Long-Term Withdrawal (Days 5 to 14): 

Symptoms gradually start to subside during this period but may still be present for up to 2 weeks or longer. Individuals may continue to experience residual symptoms such as insomnia, anxiety, depression, and fatigue.

PAWS (Post-Acute Withdrawal Syndrome):

PAWS refers to a more extended period of ongoing symptoms that can last for months or even years. These symptoms may include sleep disturbances, anxiety, mood swings, cognitive difficulties, difficulty experiencing pleasure, and cravings.

How to Get Help

Seeking professional medical assistance for fentanyl addiction and detox is crucial when someone wants help to reduce the risk of complications. They provide medical supervision, support, and appropriate treatments, including medication-assisted treatment (MAT), to alleviate withdrawal symptoms safely and increase the chances of successful recovery.

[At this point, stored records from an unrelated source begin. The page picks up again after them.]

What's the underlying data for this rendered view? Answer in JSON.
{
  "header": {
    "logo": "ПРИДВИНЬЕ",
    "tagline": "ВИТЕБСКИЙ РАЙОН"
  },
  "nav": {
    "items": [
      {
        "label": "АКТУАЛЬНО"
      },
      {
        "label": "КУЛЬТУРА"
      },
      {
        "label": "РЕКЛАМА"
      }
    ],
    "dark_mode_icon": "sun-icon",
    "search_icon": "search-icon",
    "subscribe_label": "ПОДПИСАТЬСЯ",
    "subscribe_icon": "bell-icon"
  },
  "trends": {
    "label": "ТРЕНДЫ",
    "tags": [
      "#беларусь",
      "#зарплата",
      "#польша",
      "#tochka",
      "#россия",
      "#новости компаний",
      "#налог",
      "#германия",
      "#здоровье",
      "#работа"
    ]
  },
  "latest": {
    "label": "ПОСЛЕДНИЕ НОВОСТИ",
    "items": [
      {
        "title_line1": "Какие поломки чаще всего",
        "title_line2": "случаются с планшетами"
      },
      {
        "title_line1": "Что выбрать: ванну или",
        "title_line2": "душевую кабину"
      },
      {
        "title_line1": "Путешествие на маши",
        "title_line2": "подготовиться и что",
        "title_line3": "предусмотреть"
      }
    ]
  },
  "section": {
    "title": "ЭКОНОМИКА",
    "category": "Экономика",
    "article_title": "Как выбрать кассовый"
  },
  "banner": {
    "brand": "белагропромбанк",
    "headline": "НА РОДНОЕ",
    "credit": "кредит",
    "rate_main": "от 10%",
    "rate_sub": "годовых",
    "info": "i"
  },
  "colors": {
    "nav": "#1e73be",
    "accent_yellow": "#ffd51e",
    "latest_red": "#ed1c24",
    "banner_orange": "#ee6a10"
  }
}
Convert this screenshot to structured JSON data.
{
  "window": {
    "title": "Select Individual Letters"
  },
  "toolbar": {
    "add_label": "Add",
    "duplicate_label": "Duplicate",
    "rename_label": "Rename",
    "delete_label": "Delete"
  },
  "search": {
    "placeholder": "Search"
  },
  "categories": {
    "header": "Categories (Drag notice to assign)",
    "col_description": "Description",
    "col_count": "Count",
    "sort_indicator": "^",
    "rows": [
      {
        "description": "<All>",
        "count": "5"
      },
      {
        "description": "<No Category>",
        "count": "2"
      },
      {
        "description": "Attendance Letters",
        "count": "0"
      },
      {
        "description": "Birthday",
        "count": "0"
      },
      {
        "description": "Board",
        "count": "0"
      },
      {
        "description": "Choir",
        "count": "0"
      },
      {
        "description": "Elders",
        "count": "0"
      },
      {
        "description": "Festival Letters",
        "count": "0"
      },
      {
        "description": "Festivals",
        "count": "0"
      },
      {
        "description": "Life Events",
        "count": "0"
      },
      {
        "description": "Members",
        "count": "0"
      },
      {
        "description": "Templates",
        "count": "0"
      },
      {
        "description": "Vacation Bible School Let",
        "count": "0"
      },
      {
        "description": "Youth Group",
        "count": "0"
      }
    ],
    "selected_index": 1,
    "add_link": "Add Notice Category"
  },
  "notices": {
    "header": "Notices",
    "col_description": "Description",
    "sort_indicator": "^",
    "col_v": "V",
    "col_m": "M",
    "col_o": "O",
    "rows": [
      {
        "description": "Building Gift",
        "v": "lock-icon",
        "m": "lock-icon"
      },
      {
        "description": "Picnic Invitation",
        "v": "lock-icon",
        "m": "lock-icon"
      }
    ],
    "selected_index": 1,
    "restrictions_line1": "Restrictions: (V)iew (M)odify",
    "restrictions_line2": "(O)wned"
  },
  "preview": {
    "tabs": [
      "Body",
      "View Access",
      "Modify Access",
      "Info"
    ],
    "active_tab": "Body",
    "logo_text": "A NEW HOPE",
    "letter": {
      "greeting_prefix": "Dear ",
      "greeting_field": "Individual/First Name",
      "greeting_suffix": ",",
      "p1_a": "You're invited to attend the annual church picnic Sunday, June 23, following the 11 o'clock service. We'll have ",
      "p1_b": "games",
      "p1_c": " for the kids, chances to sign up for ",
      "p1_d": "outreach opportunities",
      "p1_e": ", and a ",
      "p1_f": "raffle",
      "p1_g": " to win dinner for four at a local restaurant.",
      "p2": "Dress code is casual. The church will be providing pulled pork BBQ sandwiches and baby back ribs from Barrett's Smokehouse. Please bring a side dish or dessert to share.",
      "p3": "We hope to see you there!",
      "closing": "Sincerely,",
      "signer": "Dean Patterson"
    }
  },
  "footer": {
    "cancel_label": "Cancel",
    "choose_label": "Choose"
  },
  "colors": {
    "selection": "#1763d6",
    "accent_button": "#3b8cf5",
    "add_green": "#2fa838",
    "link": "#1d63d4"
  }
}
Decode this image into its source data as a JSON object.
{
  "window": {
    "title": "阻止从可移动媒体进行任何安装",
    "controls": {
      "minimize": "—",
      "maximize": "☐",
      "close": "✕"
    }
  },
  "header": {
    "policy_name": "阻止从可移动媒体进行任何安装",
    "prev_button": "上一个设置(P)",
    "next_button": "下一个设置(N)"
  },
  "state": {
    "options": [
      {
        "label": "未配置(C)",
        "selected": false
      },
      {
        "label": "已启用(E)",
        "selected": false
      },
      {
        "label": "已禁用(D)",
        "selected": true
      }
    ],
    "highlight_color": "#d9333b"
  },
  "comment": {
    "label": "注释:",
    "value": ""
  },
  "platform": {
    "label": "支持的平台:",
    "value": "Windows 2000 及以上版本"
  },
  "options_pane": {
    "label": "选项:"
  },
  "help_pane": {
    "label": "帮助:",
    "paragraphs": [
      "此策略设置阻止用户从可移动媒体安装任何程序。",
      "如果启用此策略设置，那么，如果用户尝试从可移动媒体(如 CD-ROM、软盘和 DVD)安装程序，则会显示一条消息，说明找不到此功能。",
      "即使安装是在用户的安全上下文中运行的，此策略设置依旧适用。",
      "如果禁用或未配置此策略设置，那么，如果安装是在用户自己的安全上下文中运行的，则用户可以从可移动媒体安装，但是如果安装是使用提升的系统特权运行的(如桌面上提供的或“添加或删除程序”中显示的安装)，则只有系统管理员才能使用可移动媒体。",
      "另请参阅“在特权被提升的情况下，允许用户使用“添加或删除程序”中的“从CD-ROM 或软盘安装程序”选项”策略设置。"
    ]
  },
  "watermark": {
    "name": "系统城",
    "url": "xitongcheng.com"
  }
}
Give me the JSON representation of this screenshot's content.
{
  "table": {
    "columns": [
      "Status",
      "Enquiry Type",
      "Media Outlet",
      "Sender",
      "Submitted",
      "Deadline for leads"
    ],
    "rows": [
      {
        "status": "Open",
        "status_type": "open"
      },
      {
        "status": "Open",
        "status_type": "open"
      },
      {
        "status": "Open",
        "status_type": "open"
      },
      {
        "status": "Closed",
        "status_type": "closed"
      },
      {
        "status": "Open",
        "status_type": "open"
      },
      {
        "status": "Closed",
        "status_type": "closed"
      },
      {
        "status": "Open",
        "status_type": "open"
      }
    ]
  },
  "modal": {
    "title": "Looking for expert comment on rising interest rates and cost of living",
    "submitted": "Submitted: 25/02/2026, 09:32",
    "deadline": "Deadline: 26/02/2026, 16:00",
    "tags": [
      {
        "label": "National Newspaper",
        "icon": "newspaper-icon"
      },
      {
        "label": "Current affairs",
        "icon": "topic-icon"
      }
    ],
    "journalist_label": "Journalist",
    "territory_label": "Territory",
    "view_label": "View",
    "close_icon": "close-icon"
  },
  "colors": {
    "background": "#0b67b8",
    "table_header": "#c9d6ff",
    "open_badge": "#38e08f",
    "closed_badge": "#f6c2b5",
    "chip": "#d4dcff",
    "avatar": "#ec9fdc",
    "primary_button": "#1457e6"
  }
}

Regain Control Over Your Life in Austin, TX

Take the first step of regaining control over your life and overcoming fentanyl addiction. Join us at The Prairie Recovery Center in Austin, Texas, where compassionate professionals are ready to support you each step on your journey to recovery. Discover personalized treatment options, evidence-based therapies, and a nurturing environment that understands your struggles.

Don’t wait any longer – contact us today.